Gerald Butts is testifying at the House of Commons justice committee, to tell what he describes as a "very different" version of events from former justice minister Jody Wilson-Raybould's explosive testimony last month.
Trudeau ultimately moved Wilson-Raybould to Veterans Affairs, and Butts said that days later, Wilson-Raybould accused them of being punishing her for refusing to intervene in the SNC-Lavalin case.
Despite all of his huggy-bear, kissy-face posturing in front of the committee, including the claim that he didn't want to "cast aspersions" on his former colleague, Butts tossed former attorney general Jody Wilson-Raybould into the wood chipper. The disturbing part is that he doesn't seem to realize that it's exactly this attitude that has appalled and turned off Canadians since the SNC-Lavalin scandal was uncovered.
In his heavily anticipated address to the committee, Butts, who resigned as Trudeau's principal secretary last month, largely disputed the allegations made last week by Wilson-Raybould, saying the PMO only appealed to her to seek out an external legal opinion on the DPA, which she refused.
He also cast doubts on Wilson-Raybould's motivations by pointing out that did not come forward sooner.
"It was our obligation to exhaustively consider options the law allows ... to demonstrate that (the decision) was taken with great care and careful consideration of their livelihood".
Philpott, who had previously served as minister of health and Indigenous services prior to her appointment as Treasury Board head in January, announced her resignation on Monday in a statement saying that there "can be a cost to acting on one's principles, but there is a bigger cost to abandoning them".
Democracy Watch has labelled the current ethics investigation as "biased" and said it should be delegated to a provincial commissioner.
In his own testimony, Butts attempted to refute Wilson-Raybould's account, suggesting that high-level discussions of the Lavalin matter focused appropriately on how the case might affect jobs and employment, not on political repercussions of the case.
A motion was put forward at the committee to have Wilson-Raybould return to respond to Butts' testimony, but it was defeated by the Liberal majority on the committee.
Based on the briefings he received, Butts said the DPA could be reached anytime before a verdict is rendered, and as such, Wilson-Raybould could not have completely made up her mind.
"I will tell the truth", Butts told the committee as he started his opening statement.
SNC-Lavalin, its worldwide arm and another subsidiary are accused of having offered Can$47 million (US$36 million) in bribes to Libyan officials and of defrauding the Libyan government of Can$130 million.
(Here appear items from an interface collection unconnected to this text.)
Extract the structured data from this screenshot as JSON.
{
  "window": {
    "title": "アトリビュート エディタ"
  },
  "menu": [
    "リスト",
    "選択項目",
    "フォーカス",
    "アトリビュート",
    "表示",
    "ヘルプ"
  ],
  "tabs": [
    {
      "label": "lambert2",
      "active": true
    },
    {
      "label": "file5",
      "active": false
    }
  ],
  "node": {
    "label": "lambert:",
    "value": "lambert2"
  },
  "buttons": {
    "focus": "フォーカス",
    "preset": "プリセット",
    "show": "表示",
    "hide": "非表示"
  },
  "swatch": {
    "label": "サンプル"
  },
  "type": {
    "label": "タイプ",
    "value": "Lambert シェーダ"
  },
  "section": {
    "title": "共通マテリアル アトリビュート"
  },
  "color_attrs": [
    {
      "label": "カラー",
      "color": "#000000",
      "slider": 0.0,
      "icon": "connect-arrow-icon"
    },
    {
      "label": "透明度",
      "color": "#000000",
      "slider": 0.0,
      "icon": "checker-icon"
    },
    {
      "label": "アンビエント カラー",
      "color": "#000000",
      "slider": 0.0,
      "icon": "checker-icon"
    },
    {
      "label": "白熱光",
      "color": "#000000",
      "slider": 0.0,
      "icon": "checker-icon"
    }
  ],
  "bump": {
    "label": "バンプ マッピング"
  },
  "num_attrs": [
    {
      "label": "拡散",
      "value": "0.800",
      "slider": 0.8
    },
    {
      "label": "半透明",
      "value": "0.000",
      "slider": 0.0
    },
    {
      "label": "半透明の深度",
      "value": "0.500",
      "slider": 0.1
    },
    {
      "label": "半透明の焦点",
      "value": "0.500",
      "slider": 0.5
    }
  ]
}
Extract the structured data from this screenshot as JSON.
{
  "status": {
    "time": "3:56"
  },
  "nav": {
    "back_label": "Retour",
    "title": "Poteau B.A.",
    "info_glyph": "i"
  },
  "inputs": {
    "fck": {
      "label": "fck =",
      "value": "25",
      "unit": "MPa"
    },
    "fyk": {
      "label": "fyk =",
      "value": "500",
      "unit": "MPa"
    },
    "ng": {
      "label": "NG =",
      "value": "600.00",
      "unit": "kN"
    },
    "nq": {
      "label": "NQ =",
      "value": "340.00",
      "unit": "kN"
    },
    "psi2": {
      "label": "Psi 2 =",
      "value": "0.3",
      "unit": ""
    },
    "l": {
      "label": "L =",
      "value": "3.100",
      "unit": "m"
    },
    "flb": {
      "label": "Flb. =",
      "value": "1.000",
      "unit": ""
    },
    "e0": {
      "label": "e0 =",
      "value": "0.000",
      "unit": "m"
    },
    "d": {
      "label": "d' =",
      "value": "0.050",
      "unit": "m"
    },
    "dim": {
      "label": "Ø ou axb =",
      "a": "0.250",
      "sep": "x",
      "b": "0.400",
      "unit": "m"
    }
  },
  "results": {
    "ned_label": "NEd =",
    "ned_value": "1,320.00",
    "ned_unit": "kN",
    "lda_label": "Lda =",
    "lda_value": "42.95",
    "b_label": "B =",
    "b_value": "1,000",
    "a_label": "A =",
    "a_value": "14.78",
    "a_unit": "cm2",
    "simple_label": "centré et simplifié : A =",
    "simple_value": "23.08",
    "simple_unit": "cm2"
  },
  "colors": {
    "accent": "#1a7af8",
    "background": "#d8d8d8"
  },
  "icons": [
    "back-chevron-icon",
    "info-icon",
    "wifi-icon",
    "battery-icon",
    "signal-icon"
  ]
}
"I take my fair share of responsibility for that tragic state of affairs".
Andrew Scheer, leader of the opposition Conservative Party, has called on Trudeau to resign and is asking police to investigate.
"This blow won't bring down the government, and Trudeau, like Diefenbaker, will survive and fight back", Wiseman said. They came from members of Canada's largest opposition party, the Conservatives, but also from lawmakers representing Trudeau's Liberal Party and two influential left-of-center parties, the New Democratic Party and the Greens.
If Trudeau should lose another Cabinet minister before the election his leadership could be called into question and already shaken Liberals could rebel.
Small Business Minister Mary Ng said in an interview that she does not see the cabinet departures as having an impact on the Liberal government's feminist agenda.
Time will tell how the scandal influences the country's perception of their leader, and if those who voted for Trudeau in the last election turn against him when Canada go to the polls in October.